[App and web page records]
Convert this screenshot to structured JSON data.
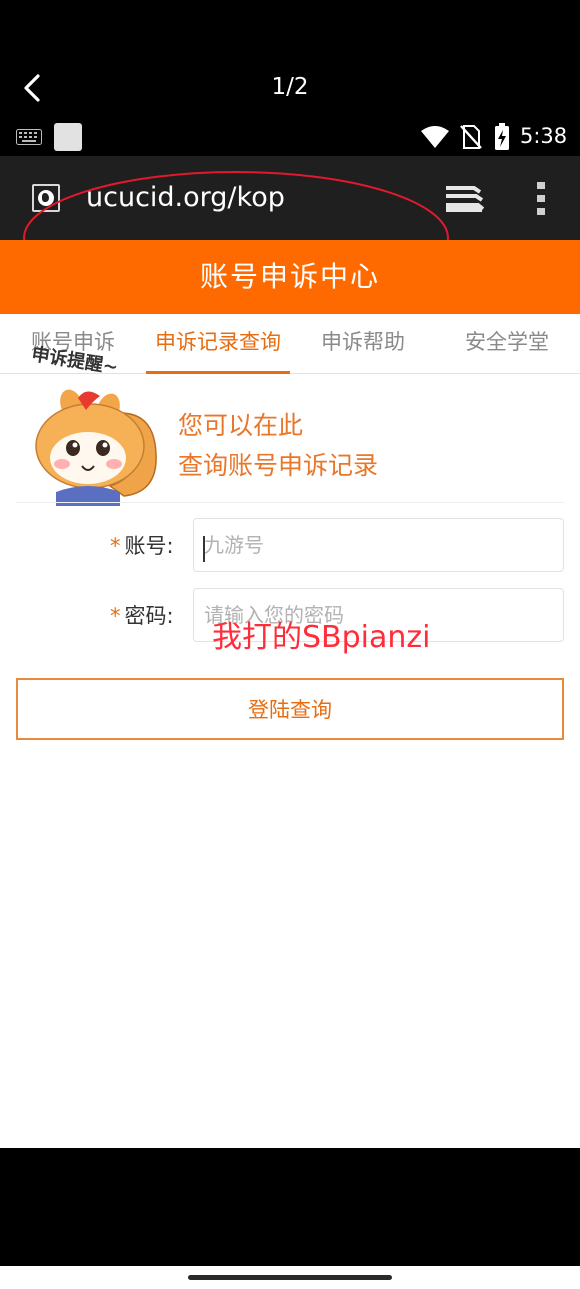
{
  "viewer": {
    "page_counter": "1/2",
    "back_icon": "chevron-left-icon"
  },
  "status_bar": {
    "time": "5:38",
    "icons": [
      "keyboard-icon",
      "image-icon",
      "wifi-icon",
      "no-sim-icon",
      "battery-charging-icon"
    ]
  },
  "browser": {
    "url": "ucucid.org/kop",
    "site_icon": "globe-page-icon",
    "tabs_icon": "tabs-stack-icon",
    "menu_icon": "more-vertical-icon"
  },
  "header": {
    "title": "账号申诉中心"
  },
  "tabs": [
    {
      "label": "账号申诉",
      "active": false
    },
    {
      "label": "申诉记录查询",
      "active": true
    },
    {
      "label": "申诉帮助",
      "active": false
    },
    {
      "label": "安全学堂",
      "active": false
    }
  ],
  "hero": {
    "sticker_text": "申诉提醒~",
    "line1": "您可以在此",
    "line2": "查询账号申诉记录",
    "mascot_icon": "squirrel-mascot"
  },
  "form": {
    "account": {
      "required_mark": "*",
      "label": "账号:",
      "placeholder": "九游号",
      "value": ""
    },
    "password": {
      "required_mark": "*",
      "label": "密码:",
      "placeholder": "请输入您的密码",
      "value": ""
    },
    "submit_label": "登陆查询"
  },
  "annotation": {
    "text": "我打的SBpianzi",
    "color": "#ff2d3a"
  },
  "colors": {
    "brand_orange": "#ff6a00",
    "accent_orange": "#e86d10"
  }
}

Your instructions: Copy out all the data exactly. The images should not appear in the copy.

Reply to the exercise:
Convert this screenshot to structured JSON data.
{
  "viewer": {
    "page_counter": "1/2",
    "back_icon": "chevron-left-icon"
  },
  "status_bar": {
    "time": "5:38",
    "icons": [
      "keyboard-icon",
      "image-icon",
      "wifi-icon",
      "no-sim-icon",
      "battery-charging-icon"
    ]
  },
  "browser": {
    "url": "ucucid.org/kop",
    "site_icon": "globe-page-icon",
    "tabs_icon": "tabs-stack-icon",
    "menu_icon": "more-vertical-icon"
  },
  "header": {
    "title": "账号申诉中心"
  },
  "tabs": [
    {
      "label": "账号申诉",
      "active": false
    },
    {
      "label": "申诉记录查询",
      "active": true
    },
    {
      "label": "申诉帮助",
      "active": false
    },
    {
      "label": "安全学堂",
      "active": false
    }
  ],
  "hero": {
    "sticker_text": "申诉提醒~",
    "line1": "您可以在此",
    "line2": "查询账号申诉记录",
    "mascot_icon": "squirrel-mascot"
  },
  "form": {
    "account": {
      "required_mark": "*",
      "label": "账号:",
      "placeholder": "九游号",
      "value": ""
    },
    "password": {
      "required_mark": "*",
      "label": "密码:",
      "placeholder": "请输入您的密码",
      "value": ""
    },
    "submit_label": "登陆查询"
  },
  "annotation": {
    "text": "我打的SBpianzi",
    "color": "#ff2d3a"
  },
  "colors": {
    "brand_orange": "#ff6a00",
    "accent_orange": "#e86d10"
  }
}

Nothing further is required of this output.